A researcher at the University of Texas at Dallas has proposed a new computing system made only of carbon.
Published in the June 5 Nature Communications online journal, the proposal unveils a plan to replace silicon transistors, the small structures powering electronic devices, with carbon material.
Dr. Joseph Friedman, an assistant professor of electrical and computer engineering at UTD, believes carbon transistors will be more effective and smaller in size than the current transistors made of silicon.
“The concept brings together an assortment of existing nanoscale technologies and combines them in a new way.”
“The concept brings together an assortment of existing nanoscale technologies and combines them in a new way,” said Friedman in a release.
The carbon transistor plan is founded on a basic electromagnetic principle that the act of an electric current creating a magnetic field around a wire affects the current’s flow through carbon, according to the university.
Because silicon transistors can’t harness this act, Friedman has designed a spintronic circuit to include small carbon wires that will affect the electric current through a carbon ribbon.
Since carbon transistors will use electromagnetic waves instead of electron movement, Friedman is predicting faster communication through the transistors.
His proposal is backed by work from researchers across the country.
“This was a great interdisciplinary collaborative team effort, combining my circuit proposal with physics analysis by Jean-Pierre Leburton and Anuj Girdhar at the University of Illinois at Urbana-Champaign; technology guidance from Ryan Gelfand at the University of Central Florida; and systems insight from Alan Sahakian, Allen Taflove, Bruce Wessels, Hooman Mohseni and Gokhan Memik at Northwestern,” Friedman said.
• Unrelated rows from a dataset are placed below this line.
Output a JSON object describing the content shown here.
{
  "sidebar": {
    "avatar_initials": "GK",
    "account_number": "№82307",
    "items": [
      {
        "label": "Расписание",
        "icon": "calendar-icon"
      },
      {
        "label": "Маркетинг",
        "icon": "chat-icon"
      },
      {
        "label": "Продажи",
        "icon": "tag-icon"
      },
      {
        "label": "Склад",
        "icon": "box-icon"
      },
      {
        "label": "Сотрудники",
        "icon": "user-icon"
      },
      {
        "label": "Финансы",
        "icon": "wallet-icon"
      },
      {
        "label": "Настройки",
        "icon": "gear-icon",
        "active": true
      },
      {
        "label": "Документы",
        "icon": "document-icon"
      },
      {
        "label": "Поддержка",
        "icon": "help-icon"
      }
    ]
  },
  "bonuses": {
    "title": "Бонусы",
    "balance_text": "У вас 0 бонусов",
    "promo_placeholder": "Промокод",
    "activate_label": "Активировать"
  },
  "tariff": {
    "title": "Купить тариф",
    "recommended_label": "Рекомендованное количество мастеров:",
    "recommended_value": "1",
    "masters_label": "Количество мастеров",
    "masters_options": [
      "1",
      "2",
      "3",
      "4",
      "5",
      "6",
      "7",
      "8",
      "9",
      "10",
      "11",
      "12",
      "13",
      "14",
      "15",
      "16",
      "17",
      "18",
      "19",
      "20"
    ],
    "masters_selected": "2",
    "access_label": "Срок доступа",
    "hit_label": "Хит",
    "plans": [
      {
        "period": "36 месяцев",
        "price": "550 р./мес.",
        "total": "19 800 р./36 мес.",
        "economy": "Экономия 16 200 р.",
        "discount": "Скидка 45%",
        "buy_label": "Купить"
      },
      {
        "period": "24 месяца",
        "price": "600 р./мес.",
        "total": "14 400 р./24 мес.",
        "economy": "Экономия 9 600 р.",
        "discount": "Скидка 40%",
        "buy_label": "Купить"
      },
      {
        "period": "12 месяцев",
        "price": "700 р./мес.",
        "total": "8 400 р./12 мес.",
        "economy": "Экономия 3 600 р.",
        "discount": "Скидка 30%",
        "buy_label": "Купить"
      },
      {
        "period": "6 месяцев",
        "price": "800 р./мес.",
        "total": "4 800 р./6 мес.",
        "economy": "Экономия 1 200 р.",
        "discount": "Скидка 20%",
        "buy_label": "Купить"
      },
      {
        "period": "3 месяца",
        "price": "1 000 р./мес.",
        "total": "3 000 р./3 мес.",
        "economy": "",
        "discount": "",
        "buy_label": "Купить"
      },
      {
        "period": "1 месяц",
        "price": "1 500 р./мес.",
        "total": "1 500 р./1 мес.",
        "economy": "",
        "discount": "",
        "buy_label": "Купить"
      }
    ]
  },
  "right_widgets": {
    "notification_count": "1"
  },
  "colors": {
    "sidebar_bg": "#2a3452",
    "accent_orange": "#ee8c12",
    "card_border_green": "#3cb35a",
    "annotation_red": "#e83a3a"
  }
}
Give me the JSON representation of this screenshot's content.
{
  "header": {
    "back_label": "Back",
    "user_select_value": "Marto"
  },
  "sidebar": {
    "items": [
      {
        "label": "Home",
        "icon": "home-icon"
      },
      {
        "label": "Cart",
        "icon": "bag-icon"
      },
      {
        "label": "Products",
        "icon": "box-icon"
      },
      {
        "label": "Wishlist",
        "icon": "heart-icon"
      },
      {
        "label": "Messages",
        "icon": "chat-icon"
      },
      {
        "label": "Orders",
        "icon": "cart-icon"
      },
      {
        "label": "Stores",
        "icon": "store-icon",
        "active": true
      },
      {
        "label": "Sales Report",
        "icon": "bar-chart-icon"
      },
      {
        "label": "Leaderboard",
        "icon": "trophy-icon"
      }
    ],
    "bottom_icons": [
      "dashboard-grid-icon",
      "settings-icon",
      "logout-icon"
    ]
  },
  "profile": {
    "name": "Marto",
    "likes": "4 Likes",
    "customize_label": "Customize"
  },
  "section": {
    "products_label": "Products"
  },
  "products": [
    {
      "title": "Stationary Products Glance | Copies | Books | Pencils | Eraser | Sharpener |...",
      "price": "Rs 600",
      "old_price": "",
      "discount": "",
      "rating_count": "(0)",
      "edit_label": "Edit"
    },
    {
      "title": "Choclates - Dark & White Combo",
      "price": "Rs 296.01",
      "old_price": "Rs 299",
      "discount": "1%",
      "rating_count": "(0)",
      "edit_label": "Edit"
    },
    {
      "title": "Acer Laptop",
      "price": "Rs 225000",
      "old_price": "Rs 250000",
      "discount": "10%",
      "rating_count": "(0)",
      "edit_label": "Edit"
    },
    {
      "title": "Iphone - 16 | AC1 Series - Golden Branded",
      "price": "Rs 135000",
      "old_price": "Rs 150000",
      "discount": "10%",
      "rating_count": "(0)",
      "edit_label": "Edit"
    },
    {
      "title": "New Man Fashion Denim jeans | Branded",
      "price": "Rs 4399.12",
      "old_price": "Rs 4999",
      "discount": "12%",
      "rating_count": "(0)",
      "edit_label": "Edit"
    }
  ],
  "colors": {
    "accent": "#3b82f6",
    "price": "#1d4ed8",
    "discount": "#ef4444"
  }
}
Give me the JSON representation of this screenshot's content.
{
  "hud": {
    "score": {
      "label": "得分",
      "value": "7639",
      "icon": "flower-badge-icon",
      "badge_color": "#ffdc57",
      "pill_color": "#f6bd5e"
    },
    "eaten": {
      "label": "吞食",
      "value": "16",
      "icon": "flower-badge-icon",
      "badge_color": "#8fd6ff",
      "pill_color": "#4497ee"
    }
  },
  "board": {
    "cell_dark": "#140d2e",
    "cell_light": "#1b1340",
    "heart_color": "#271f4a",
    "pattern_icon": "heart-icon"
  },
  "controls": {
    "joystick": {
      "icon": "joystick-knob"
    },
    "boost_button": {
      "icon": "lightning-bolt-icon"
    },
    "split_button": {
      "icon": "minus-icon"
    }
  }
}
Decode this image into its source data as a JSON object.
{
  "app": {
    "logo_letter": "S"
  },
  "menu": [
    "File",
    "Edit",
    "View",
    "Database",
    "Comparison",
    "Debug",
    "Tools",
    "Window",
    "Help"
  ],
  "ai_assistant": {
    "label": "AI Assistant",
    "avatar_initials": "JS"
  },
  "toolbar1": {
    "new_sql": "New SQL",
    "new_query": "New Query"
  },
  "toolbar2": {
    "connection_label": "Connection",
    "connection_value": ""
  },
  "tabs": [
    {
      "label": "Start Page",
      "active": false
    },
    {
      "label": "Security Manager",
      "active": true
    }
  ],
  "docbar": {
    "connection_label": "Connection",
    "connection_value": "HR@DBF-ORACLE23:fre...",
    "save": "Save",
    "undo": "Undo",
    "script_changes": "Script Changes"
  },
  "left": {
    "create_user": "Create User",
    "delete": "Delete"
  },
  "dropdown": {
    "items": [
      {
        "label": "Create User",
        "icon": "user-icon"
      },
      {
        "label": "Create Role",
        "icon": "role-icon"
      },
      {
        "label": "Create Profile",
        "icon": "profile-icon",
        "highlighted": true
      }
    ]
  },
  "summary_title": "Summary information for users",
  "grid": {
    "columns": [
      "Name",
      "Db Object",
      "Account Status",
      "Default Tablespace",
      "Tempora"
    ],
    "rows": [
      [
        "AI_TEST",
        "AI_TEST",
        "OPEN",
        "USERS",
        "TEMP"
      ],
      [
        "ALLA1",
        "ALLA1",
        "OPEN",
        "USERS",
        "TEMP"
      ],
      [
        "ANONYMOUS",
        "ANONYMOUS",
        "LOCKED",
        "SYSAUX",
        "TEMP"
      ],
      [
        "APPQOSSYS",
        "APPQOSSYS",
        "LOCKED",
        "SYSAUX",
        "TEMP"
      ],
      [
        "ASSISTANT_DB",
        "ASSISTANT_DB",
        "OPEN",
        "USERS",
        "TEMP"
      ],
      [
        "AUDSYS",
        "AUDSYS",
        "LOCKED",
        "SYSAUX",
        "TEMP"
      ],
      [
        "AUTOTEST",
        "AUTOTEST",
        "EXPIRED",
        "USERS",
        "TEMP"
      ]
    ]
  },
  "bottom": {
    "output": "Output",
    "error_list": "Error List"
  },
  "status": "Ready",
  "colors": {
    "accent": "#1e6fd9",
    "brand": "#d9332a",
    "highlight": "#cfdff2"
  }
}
Friedman isn’t the first UTD researcher to seek an alternative to silicon transistors, which are known to have limited space. In October, a group of researchers including UTD’s Dr. Moon Kim published a study about a transistor prototype built using a class of semiconductor materials called transition metal dichalcogenides.